Requirement: Each line from the one with "Decode this image" through the final line of the entries below must be printed exactly, and the pictures must not be.

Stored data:
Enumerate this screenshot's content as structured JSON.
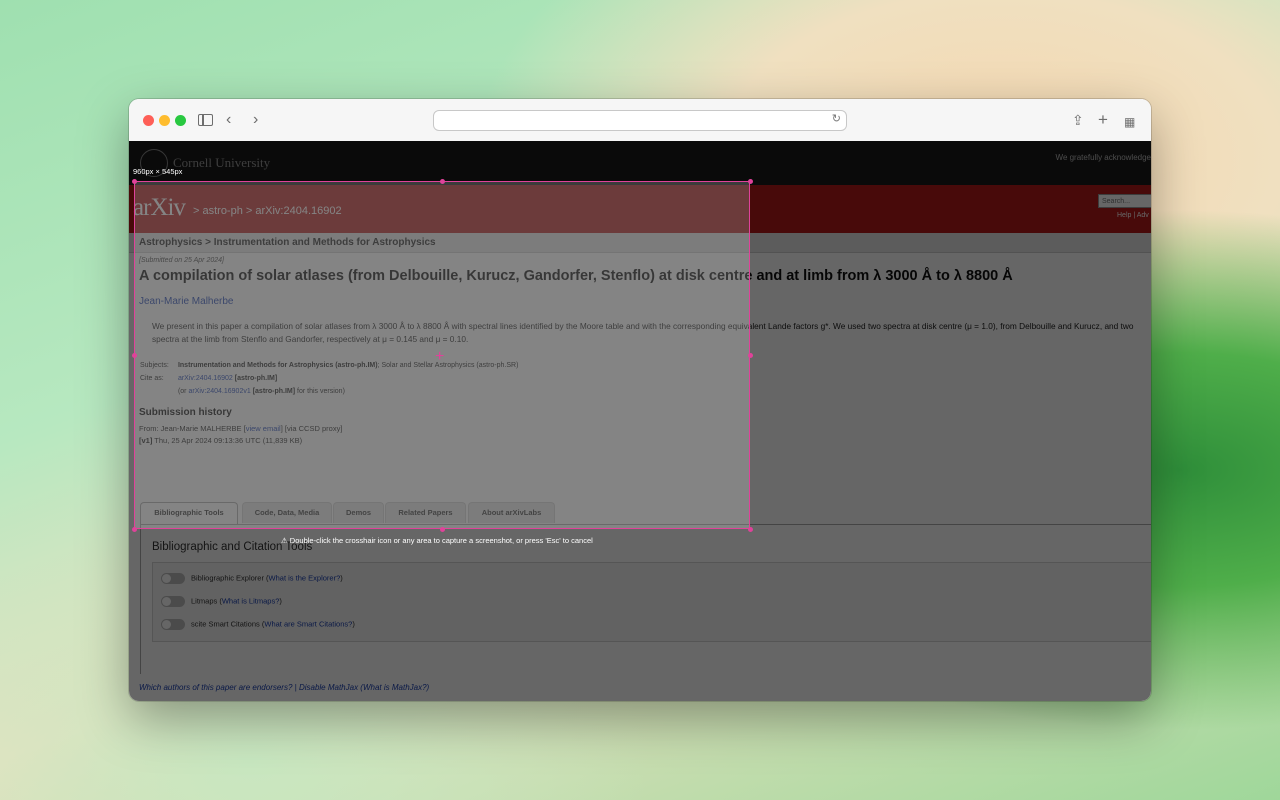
{
  "browser": {
    "address_value": "",
    "icons": [
      "sidebar-icon",
      "back-icon",
      "forward-icon",
      "reload-icon",
      "share-icon",
      "new-tab-icon",
      "tab-overview-icon"
    ]
  },
  "cornell": {
    "name": "Cornell University",
    "ack": "We gratefully acknowledge"
  },
  "arxiv": {
    "logo": "arXiv",
    "crumbs": "> astro-ph > arXiv:2404.16902",
    "search_placeholder": "Search...",
    "help": "Help | Adv"
  },
  "paper": {
    "subject_heading": "Astrophysics > Instrumentation and Methods for Astrophysics",
    "submitted": "[Submitted on 25 Apr 2024]",
    "title": "A compilation of solar atlases (from Delbouille, Kurucz, Gandorfer, Stenflo) at disk centre and at limb from λ 3000 Å to λ 8800 Å",
    "author": "Jean-Marie Malherbe",
    "abstract": "We present in this paper a compilation of solar atlases from λ 3000 Å to λ 8800 Å with spectral lines identified by the Moore table and with the corresponding equivalent Lande factors g*. We used two spectra at disk centre (μ = 1.0), from Delbouille and Kurucz, and two spectra at the limb from Stenflo and Gandorfer, respectively at μ = 0.145 and μ = 0.10.",
    "subjects_label": "Subjects:",
    "subjects_main": "Instrumentation and Methods for Astrophysics (astro-ph.IM)",
    "subjects_rest": "; Solar and Stellar Astrophysics (astro-ph.SR)",
    "cite_label": "Cite as:",
    "cite_link": "arXiv:2404.16902",
    "cite_tag": "[astro-ph.IM]",
    "version_prefix": "(or",
    "version_link": "arXiv:2404.16902v1",
    "version_tag": "[astro-ph.IM]",
    "version_suffix": "for this version)",
    "history_title": "Submission history",
    "from_prefix": "From: Jean-Marie MALHERBE [",
    "from_link": "view email",
    "from_suffix": "] [via CCSD proxy]",
    "v1_label": "[v1]",
    "v1_text": "Thu, 25 Apr 2024 09:13:36 UTC (11,839 KB)"
  },
  "tabs": [
    {
      "label": "Bibliographic Tools",
      "active": true
    },
    {
      "label": "Code, Data, Media",
      "active": false
    },
    {
      "label": "Demos",
      "active": false
    },
    {
      "label": "Related Papers",
      "active": false
    },
    {
      "label": "About arXivLabs",
      "active": false
    }
  ],
  "panel": {
    "title": "Bibliographic and Citation Tools",
    "toggles": [
      {
        "label": "Bibliographic Explorer (",
        "link": "What is the Explorer?",
        "close": ")",
        "on": false
      },
      {
        "label": "Litmaps (",
        "link": "What is Litmaps?",
        "close": ")",
        "on": false
      },
      {
        "label": "scite Smart Citations (",
        "link": "What are Smart Citations?",
        "close": ")",
        "on": false
      }
    ]
  },
  "footer": {
    "links": "Which authors of this paper are endorsers? | Disable MathJax (What is MathJax?)"
  },
  "capture": {
    "size_label": "960px × 545px",
    "hint": "⚠ Double-click the crosshair icon or any area to capture a screenshot, or press 'Esc' to cancel",
    "accent": "#e0429a"
  }
}
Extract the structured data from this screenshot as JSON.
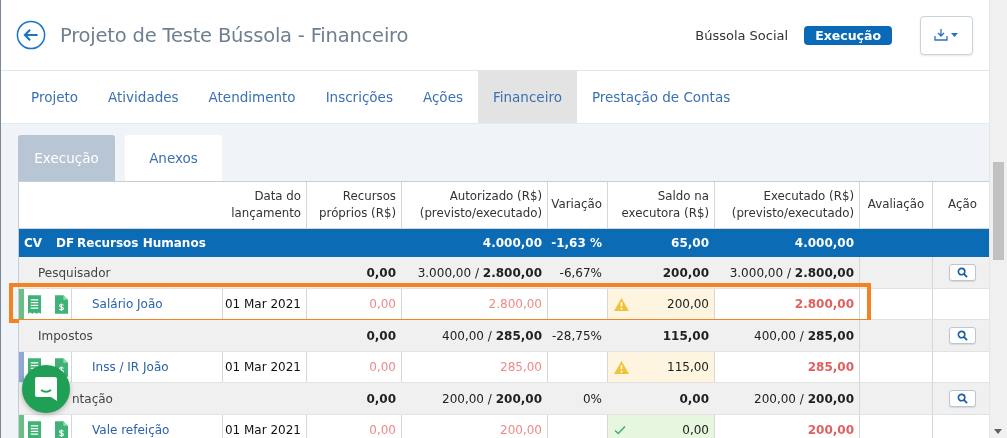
{
  "header": {
    "title": "Projeto de Teste Bússola - Financeiro",
    "organization": "Bússola Social",
    "status_badge": "Execução"
  },
  "tabs": [
    {
      "label": "Projeto",
      "selected": false
    },
    {
      "label": "Atividades",
      "selected": false
    },
    {
      "label": "Atendimento",
      "selected": false
    },
    {
      "label": "Inscrições",
      "selected": false
    },
    {
      "label": "Ações",
      "selected": false
    },
    {
      "label": "Financeiro",
      "selected": true
    },
    {
      "label": "Prestação de Contas",
      "selected": false
    }
  ],
  "subtabs": [
    {
      "label": "Execução",
      "selected": true
    },
    {
      "label": "Anexos",
      "selected": false
    }
  ],
  "table": {
    "columns": [
      "Data do lançamento",
      "Recursos próprios (R$)",
      "Autorizado (R$) (previsto/executado)",
      "Variação",
      "Saldo na executora (R$)",
      "Executado (R$) (previsto/executado)",
      "Avaliação",
      "Ação"
    ],
    "category": {
      "cv": "CV",
      "df": "DF",
      "name": "Recursos Humanos",
      "autorizado": "4.000,00",
      "variacao": "-1,63 %",
      "saldo": "65,00",
      "executado": "4.000,00"
    },
    "rows": [
      {
        "kind": "group",
        "label": "Pesquisador",
        "hidden_start": false,
        "recursos": "0,00",
        "autorizado": "3.000,00 / **2.800,00**",
        "variacao": "-6,67%",
        "saldo": "200,00",
        "executado": "3.000,00 / **2.800,00**"
      },
      {
        "kind": "item",
        "name": "Salário João",
        "color": "#6cbf84",
        "highlighted": true,
        "date": "01 Mar 2021",
        "recursos": "0,00",
        "autorizado": "2.800,00",
        "saldo": "200,00",
        "warning": true,
        "executado": "2.800,00"
      },
      {
        "kind": "group",
        "label": "Impostos",
        "hidden_start": false,
        "recursos": "0,00",
        "autorizado": "400,00 / **285,00**",
        "variacao": "-28,75%",
        "saldo": "115,00",
        "executado": "400,00 / **285,00**"
      },
      {
        "kind": "item",
        "name": "Inss / IR João",
        "color": "#8fa8d8",
        "highlighted": false,
        "date": "01 Mar 2021",
        "recursos": "0,00",
        "autorizado": "285,00",
        "saldo": "115,00",
        "warning": true,
        "executado": "285,00"
      },
      {
        "kind": "group",
        "label": "ntação",
        "hidden_start": true,
        "recursos": "0,00",
        "autorizado": "200,00 / **200,00**",
        "variacao": "0%",
        "saldo": "0,00",
        "executado": "200,00 / **200,00**"
      },
      {
        "kind": "item",
        "name": "Vale refeição",
        "color": "#6cbf84",
        "highlighted": false,
        "date": "01 Mar 2021",
        "recursos": "0,00",
        "autorizado": "200,00",
        "saldo": "0,00",
        "warning": false,
        "executado": "200,00"
      }
    ]
  }
}
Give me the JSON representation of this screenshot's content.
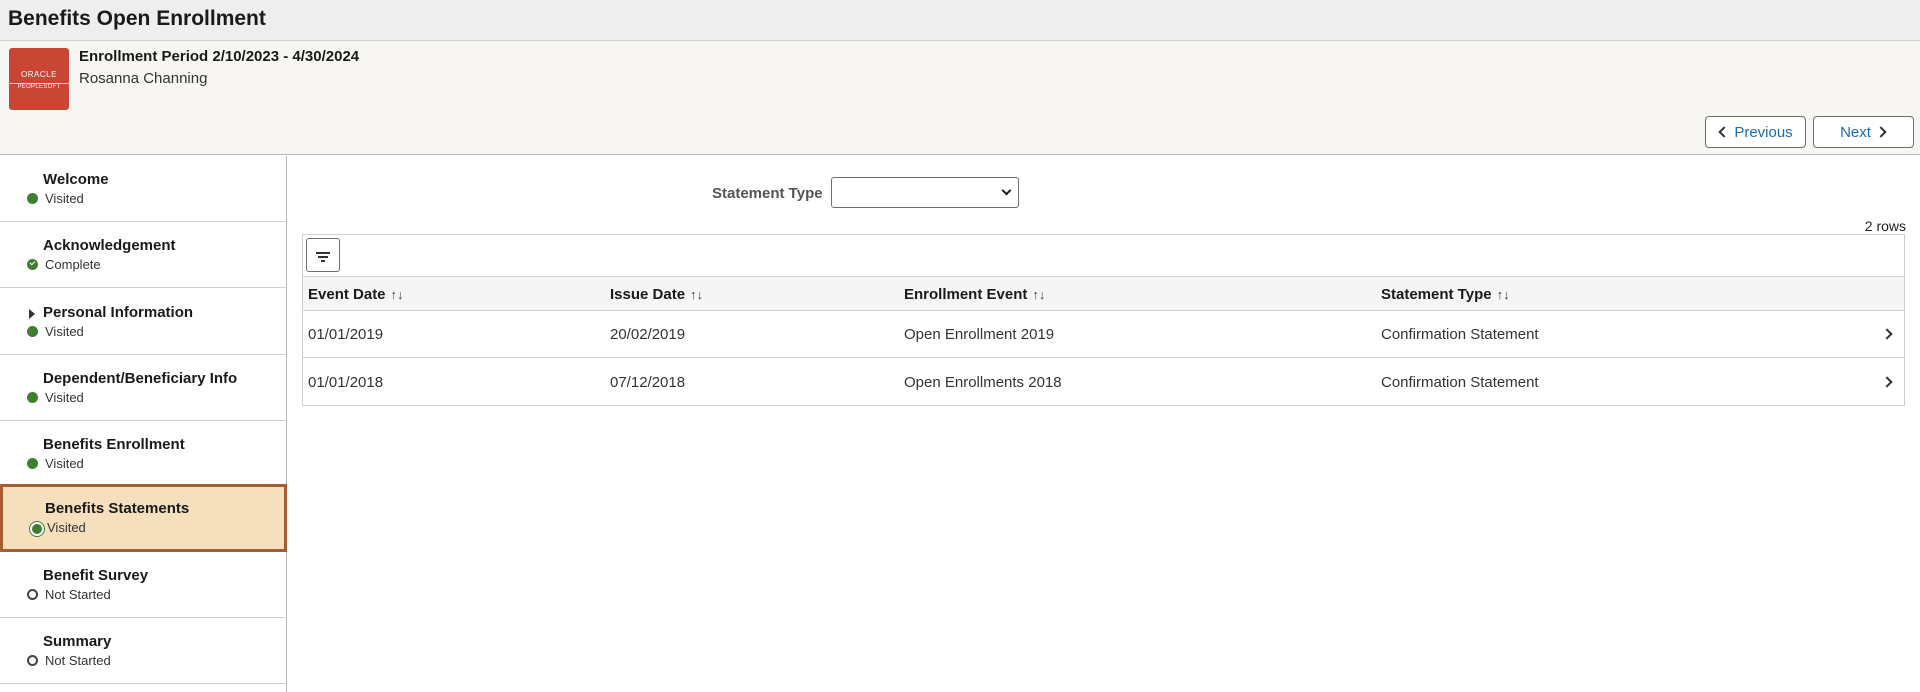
{
  "page": {
    "title": "Benefits Open Enrollment"
  },
  "header": {
    "logo_line1": "ORACLE",
    "logo_line2": "PEOPLESOFT",
    "period": "Enrollment Period 2/10/2023 - 4/30/2024",
    "person": "Rosanna Channing",
    "previous_label": "Previous",
    "next_label": "Next"
  },
  "sidebar": {
    "items": [
      {
        "label": "Welcome",
        "status": "Visited",
        "state": "visited"
      },
      {
        "label": "Acknowledgement",
        "status": "Complete",
        "state": "complete"
      },
      {
        "label": "Personal Information",
        "status": "Visited",
        "state": "visited",
        "expandable": true
      },
      {
        "label": "Dependent/Beneficiary Info",
        "status": "Visited",
        "state": "visited"
      },
      {
        "label": "Benefits Enrollment",
        "status": "Visited",
        "state": "visited"
      },
      {
        "label": "Benefits Statements",
        "status": "Visited",
        "state": "visited",
        "selected": true
      },
      {
        "label": "Benefit Survey",
        "status": "Not Started",
        "state": "not-started"
      },
      {
        "label": "Summary",
        "status": "Not Started",
        "state": "not-started"
      }
    ]
  },
  "main": {
    "filter_label": "Statement Type",
    "filter_value": "",
    "row_count": "2 rows",
    "columns": [
      "Event Date",
      "Issue Date",
      "Enrollment Event",
      "Statement Type"
    ],
    "rows": [
      [
        "01/01/2019",
        "20/02/2019",
        "Open Enrollment 2019",
        "Confirmation Statement"
      ],
      [
        "01/01/2018",
        "07/12/2018",
        "Open Enrollments 2018",
        "Confirmation Statement"
      ]
    ]
  }
}
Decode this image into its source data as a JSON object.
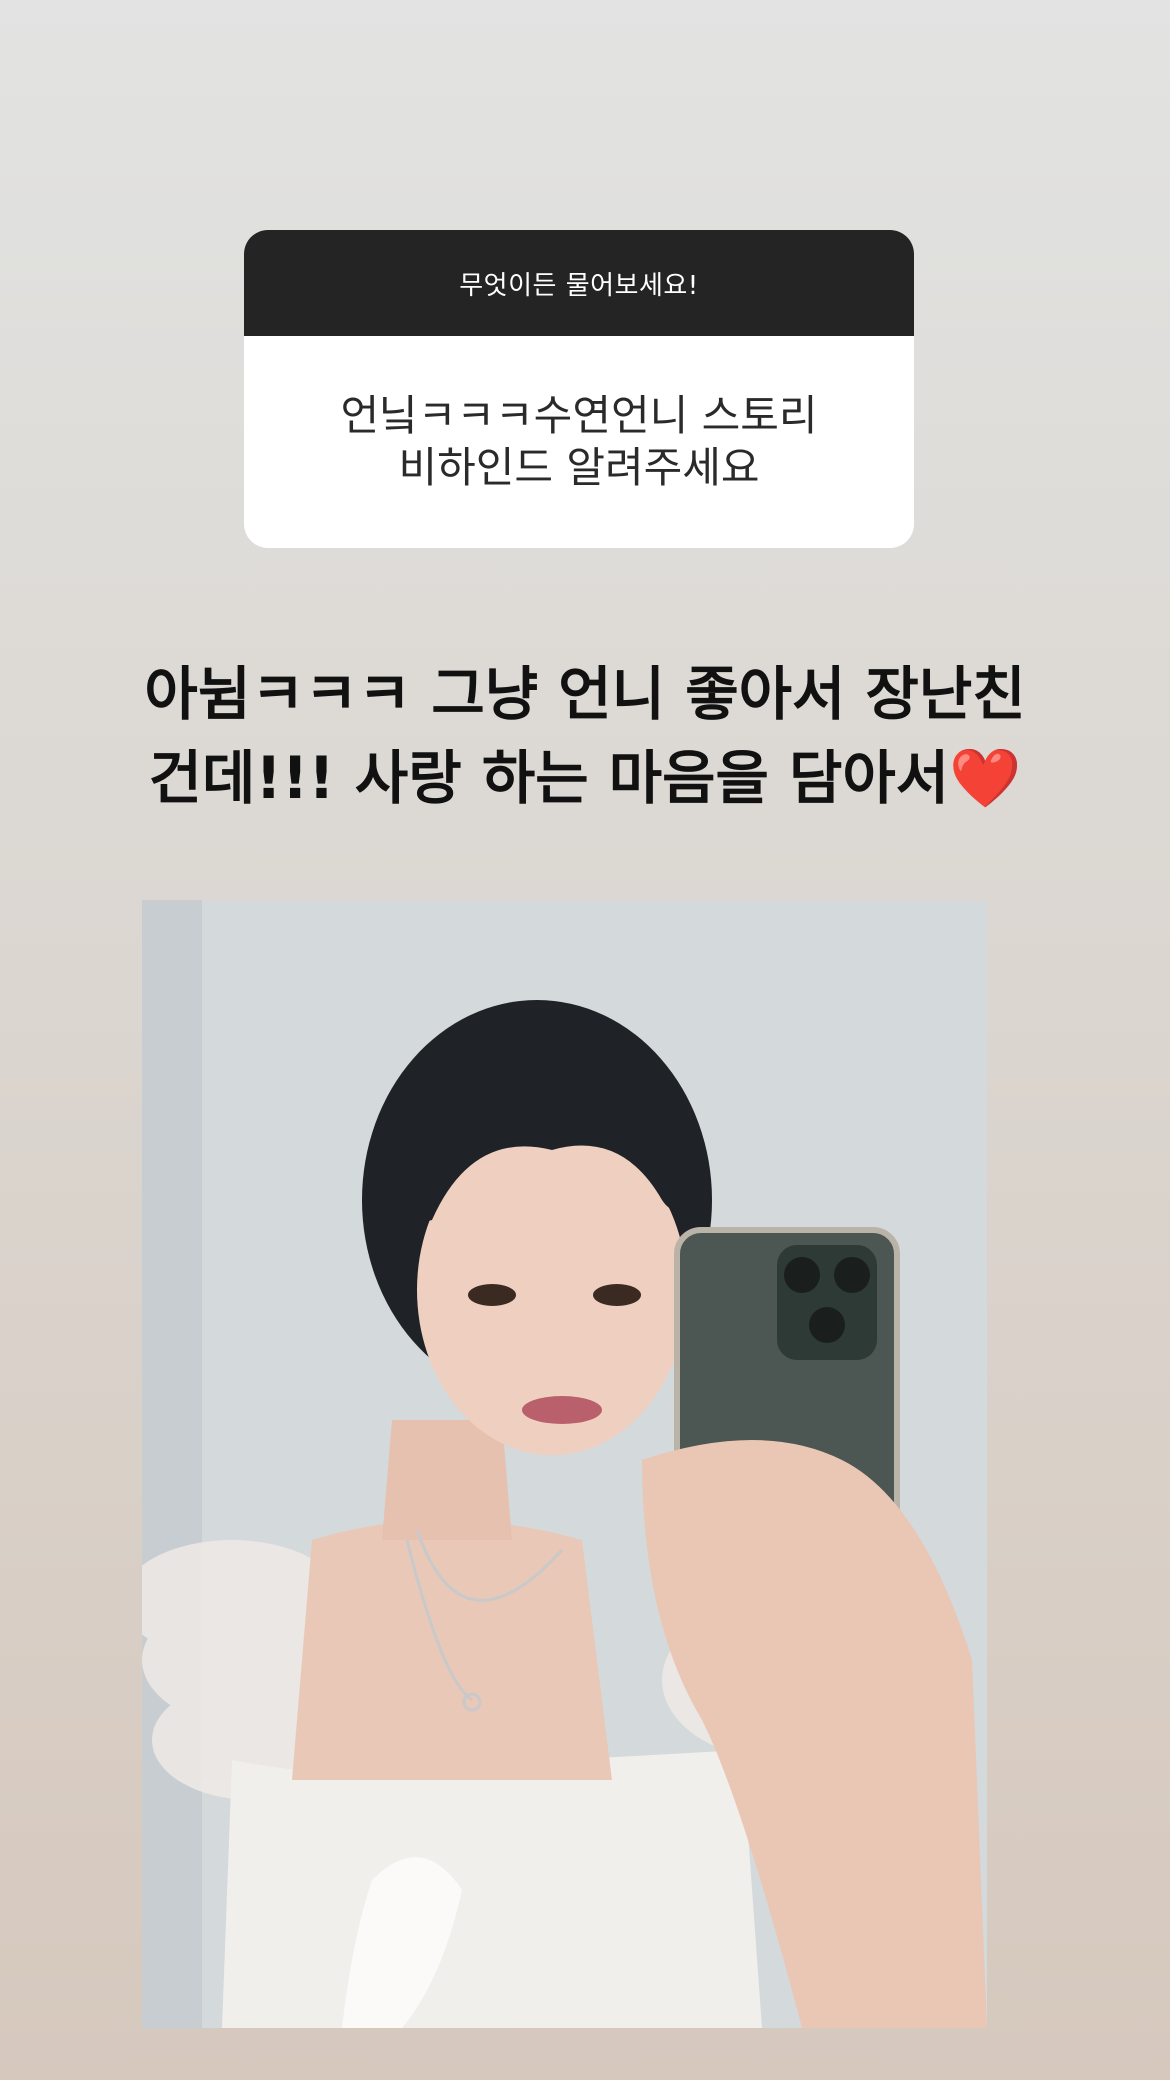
{
  "story": {
    "question_sticker": {
      "prompt": "무엇이든 물어보세요!",
      "question_lines": [
        "언닠ㅋㅋㅋ수연언니 스토리",
        "비하인드 알려주세요"
      ]
    },
    "reply": {
      "lines": [
        "아뉨ㅋㅋㅋ 그냥 언니 좋아서 장난친",
        "건데!!! 사랑 하는 마음을 담아서"
      ],
      "emoji": "❤️"
    },
    "photo": {
      "subject": "mirror-selfie"
    }
  }
}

Solution to the problem:
Decode this image into its source data as a JSON object.
{
  "story": {
    "question_sticker": {
      "prompt": "무엇이든 물어보세요!",
      "question_lines": [
        "언닠ㅋㅋㅋ수연언니 스토리",
        "비하인드 알려주세요"
      ]
    },
    "reply": {
      "lines": [
        "아뉨ㅋㅋㅋ 그냥 언니 좋아서 장난친",
        "건데!!! 사랑 하는 마음을 담아서"
      ],
      "emoji": "❤️"
    },
    "photo": {
      "subject": "mirror-selfie"
    }
  }
}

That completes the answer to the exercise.